= Directions for this task =
Tally the lines below that hold the string "score", and give only the tally.

= Extracted records =
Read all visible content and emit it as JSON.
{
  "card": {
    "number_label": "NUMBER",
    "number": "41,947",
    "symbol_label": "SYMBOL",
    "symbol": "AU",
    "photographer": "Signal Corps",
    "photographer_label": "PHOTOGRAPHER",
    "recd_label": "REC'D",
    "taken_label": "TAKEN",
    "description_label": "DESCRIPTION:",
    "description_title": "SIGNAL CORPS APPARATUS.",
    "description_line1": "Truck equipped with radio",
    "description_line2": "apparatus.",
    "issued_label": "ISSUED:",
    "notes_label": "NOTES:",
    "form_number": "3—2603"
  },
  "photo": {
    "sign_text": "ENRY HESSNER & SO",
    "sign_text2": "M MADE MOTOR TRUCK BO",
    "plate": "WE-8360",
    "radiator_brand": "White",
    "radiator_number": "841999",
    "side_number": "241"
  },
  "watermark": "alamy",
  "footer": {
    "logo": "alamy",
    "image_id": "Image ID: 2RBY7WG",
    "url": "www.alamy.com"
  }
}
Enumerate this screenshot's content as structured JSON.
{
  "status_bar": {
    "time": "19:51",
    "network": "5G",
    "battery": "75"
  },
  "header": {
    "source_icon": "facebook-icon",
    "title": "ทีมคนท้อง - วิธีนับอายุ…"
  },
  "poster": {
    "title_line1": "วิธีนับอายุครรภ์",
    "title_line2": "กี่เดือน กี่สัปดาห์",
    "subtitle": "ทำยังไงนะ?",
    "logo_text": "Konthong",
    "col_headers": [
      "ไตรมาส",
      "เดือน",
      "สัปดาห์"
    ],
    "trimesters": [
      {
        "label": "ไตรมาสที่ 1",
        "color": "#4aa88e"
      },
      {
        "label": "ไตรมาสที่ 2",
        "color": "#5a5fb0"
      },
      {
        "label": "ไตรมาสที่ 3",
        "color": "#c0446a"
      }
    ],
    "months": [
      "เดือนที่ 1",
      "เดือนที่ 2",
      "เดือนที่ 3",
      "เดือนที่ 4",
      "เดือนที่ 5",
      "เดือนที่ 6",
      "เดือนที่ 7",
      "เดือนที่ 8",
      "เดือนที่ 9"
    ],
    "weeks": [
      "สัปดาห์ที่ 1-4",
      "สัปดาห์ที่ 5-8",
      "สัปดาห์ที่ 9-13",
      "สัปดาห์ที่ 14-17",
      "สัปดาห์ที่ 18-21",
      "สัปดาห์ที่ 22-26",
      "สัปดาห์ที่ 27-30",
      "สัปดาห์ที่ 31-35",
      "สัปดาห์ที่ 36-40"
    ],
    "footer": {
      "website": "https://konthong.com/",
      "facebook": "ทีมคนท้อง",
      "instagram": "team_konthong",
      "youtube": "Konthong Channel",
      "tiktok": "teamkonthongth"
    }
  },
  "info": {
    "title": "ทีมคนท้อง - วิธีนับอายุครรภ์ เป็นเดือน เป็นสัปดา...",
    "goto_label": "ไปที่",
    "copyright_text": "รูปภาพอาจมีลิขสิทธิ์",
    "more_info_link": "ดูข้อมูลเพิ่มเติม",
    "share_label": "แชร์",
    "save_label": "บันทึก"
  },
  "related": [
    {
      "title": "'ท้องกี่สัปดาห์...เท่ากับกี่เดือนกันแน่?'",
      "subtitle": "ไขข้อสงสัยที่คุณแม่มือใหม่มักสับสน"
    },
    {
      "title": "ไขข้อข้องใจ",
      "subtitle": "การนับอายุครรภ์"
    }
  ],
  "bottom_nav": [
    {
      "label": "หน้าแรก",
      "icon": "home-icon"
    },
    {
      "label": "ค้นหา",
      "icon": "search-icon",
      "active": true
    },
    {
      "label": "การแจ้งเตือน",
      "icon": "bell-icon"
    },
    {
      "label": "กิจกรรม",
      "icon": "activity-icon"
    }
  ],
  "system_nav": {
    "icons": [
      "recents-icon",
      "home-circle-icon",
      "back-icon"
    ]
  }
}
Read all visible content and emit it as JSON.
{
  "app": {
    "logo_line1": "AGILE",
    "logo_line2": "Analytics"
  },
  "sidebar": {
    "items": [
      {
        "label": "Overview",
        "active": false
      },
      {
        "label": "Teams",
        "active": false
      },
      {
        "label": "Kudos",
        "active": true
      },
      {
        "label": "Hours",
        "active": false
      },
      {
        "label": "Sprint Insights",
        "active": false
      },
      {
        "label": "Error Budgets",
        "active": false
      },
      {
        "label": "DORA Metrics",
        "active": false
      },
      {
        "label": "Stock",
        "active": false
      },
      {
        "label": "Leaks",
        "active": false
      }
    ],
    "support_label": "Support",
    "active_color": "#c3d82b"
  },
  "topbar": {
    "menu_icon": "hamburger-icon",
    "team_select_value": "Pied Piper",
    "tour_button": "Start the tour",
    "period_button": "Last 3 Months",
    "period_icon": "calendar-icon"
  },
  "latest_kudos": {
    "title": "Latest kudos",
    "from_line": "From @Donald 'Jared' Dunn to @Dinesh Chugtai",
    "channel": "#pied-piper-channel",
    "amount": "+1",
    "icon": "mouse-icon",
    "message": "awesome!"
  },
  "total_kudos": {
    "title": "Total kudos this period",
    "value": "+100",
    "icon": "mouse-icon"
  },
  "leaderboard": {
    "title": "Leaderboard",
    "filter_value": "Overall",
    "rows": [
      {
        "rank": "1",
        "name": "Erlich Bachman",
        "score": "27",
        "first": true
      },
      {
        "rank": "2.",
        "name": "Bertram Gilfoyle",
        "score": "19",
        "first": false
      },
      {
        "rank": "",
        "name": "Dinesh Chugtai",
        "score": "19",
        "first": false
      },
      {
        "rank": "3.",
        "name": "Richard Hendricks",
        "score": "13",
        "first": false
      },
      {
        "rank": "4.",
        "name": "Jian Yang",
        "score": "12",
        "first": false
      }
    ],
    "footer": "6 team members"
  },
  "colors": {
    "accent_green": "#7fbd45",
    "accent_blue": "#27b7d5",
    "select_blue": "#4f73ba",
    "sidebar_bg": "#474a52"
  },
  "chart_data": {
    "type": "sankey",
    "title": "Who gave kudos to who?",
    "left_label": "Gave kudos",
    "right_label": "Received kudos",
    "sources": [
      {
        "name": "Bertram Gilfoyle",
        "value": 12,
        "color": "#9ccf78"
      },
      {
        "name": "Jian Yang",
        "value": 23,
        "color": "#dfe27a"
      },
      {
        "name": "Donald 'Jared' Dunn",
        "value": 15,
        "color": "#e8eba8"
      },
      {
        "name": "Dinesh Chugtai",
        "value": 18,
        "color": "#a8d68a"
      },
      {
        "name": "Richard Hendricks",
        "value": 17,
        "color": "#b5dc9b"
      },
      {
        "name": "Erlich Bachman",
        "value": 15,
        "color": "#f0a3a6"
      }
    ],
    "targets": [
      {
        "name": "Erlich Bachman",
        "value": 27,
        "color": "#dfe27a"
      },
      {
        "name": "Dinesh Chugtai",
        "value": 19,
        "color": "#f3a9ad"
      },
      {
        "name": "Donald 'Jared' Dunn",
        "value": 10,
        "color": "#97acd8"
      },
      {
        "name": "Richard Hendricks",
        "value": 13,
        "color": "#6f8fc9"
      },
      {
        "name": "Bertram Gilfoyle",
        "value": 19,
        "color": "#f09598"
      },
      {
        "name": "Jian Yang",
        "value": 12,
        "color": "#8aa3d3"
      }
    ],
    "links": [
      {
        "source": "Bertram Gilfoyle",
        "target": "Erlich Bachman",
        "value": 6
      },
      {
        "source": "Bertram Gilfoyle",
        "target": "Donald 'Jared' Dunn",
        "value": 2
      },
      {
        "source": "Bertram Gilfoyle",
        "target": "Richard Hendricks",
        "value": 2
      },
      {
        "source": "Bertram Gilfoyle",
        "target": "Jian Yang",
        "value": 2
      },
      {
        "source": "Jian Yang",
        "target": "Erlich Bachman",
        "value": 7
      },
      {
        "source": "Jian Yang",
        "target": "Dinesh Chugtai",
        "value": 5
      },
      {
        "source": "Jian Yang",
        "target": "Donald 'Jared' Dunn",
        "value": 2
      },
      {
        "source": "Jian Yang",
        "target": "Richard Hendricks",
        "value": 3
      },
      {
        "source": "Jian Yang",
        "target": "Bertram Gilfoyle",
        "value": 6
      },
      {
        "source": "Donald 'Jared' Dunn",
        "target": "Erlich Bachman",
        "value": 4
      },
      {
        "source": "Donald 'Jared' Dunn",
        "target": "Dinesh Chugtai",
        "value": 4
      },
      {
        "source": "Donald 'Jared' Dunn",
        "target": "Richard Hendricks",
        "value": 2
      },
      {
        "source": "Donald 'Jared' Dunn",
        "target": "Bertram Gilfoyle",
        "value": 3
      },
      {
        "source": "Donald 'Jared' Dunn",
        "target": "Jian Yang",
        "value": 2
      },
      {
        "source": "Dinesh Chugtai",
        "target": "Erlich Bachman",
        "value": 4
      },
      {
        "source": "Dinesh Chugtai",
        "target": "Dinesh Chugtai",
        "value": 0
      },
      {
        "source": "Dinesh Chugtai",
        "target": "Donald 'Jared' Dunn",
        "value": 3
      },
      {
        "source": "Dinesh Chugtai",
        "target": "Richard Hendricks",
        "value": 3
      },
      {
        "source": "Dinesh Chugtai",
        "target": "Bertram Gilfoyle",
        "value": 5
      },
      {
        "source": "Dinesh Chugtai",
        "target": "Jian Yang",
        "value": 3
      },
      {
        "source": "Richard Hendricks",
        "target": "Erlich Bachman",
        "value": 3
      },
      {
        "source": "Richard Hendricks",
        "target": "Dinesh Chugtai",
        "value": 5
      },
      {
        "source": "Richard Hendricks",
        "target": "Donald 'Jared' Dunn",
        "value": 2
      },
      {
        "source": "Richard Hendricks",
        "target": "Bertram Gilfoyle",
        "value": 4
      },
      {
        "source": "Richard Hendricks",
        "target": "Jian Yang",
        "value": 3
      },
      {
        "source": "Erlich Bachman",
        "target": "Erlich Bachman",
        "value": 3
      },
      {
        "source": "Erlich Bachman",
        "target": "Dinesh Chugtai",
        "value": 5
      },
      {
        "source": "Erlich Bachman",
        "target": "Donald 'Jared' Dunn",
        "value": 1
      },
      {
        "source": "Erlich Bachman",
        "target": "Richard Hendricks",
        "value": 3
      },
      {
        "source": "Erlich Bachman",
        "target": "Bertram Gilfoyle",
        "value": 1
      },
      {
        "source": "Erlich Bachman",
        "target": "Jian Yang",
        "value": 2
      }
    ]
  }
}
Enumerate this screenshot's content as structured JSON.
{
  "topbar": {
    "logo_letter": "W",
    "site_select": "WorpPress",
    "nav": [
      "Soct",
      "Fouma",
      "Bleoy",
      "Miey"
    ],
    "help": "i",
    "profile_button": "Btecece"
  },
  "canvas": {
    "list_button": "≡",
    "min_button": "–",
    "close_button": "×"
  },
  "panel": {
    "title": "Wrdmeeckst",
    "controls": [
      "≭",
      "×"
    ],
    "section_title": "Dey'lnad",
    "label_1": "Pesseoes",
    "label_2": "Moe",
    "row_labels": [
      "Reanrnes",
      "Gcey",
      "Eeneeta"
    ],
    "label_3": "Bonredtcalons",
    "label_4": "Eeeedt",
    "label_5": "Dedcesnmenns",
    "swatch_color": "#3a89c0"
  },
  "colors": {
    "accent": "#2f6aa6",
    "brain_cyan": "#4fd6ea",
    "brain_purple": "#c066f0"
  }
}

= Result =
5